[Records from a data collection]
● ● ● ●

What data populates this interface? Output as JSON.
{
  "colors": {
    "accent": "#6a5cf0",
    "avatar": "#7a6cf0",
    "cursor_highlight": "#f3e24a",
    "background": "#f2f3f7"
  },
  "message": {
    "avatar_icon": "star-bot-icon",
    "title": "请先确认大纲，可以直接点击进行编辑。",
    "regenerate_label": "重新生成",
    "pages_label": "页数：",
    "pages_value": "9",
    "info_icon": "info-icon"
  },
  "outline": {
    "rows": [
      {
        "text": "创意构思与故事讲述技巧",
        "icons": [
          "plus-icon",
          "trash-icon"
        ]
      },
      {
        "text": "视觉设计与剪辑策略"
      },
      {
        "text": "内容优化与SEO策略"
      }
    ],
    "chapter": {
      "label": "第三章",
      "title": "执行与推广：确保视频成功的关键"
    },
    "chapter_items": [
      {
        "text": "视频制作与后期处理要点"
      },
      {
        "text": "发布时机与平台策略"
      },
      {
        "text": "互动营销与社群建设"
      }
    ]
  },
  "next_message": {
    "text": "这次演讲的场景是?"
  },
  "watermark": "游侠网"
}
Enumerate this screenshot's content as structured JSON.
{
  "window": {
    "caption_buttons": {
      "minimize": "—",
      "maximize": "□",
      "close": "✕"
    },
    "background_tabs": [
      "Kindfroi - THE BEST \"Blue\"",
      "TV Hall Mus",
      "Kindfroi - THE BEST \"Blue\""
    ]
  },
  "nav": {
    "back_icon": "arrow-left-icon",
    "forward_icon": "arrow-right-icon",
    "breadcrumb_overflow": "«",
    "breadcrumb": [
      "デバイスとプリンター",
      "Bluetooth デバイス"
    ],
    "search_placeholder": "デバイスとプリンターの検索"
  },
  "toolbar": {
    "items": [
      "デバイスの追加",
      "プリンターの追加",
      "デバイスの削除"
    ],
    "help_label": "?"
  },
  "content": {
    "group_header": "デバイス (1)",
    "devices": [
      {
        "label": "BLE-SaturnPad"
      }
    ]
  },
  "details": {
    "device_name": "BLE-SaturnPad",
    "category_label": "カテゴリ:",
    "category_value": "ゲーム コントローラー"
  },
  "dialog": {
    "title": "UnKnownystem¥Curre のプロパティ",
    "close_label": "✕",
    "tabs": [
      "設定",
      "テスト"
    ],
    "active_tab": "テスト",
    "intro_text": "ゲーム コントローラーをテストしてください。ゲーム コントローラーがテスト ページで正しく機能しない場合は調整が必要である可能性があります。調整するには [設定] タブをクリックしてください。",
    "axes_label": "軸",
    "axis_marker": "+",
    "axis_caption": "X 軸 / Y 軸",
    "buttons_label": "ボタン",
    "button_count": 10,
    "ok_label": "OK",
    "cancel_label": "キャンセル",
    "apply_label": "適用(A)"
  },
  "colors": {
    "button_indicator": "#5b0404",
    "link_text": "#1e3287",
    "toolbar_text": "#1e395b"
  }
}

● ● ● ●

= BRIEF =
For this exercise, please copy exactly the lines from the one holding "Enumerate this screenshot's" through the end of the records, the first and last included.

= ANSWER =
Enumerate this screenshot's content as structured JSON.
{
  "window": {
    "caption_buttons": {
      "minimize": "—",
      "maximize": "□",
      "close": "✕"
    },
    "background_tabs": [
      "Kindfroi - THE BEST \"Blue\"",
      "TV Hall Mus",
      "Kindfroi - THE BEST \"Blue\""
    ]
  },
  "nav": {
    "back_icon": "arrow-left-icon",
    "forward_icon": "arrow-right-icon",
    "breadcrumb_overflow": "«",
    "breadcrumb": [
      "デバイスとプリンター",
      "Bluetooth デバイス"
    ],
    "search_placeholder": "デバイスとプリンターの検索"
  },
  "toolbar": {
    "items": [
      "デバイスの追加",
      "プリンターの追加",
      "デバイスの削除"
    ],
    "help_label": "?"
  },
  "content": {
    "group_header": "デバイス (1)",
    "devices": [
      {
        "label": "BLE-SaturnPad"
      }
    ]
  },
  "details": {
    "device_name": "BLE-SaturnPad",
    "category_label": "カテゴリ:",
    "category_value": "ゲーム コントローラー"
  },
  "dialog": {
    "title": "UnKnownystem¥Curre のプロパティ",
    "close_label": "✕",
    "tabs": [
      "設定",
      "テスト"
    ],
    "active_tab": "テスト",
    "intro_text": "ゲーム コントローラーをテストしてください。ゲーム コントローラーがテスト ページで正しく機能しない場合は調整が必要である可能性があります。調整するには [設定] タブをクリックしてください。",
    "axes_label": "軸",
    "axis_marker": "+",
    "axis_caption": "X 軸 / Y 軸",
    "buttons_label": "ボタン",
    "button_count": 10,
    "ok_label": "OK",
    "cancel_label": "キャンセル",
    "apply_label": "適用(A)"
  },
  "colors": {
    "button_indicator": "#5b0404",
    "link_text": "#1e3287",
    "toolbar_text": "#1e395b"
  }
}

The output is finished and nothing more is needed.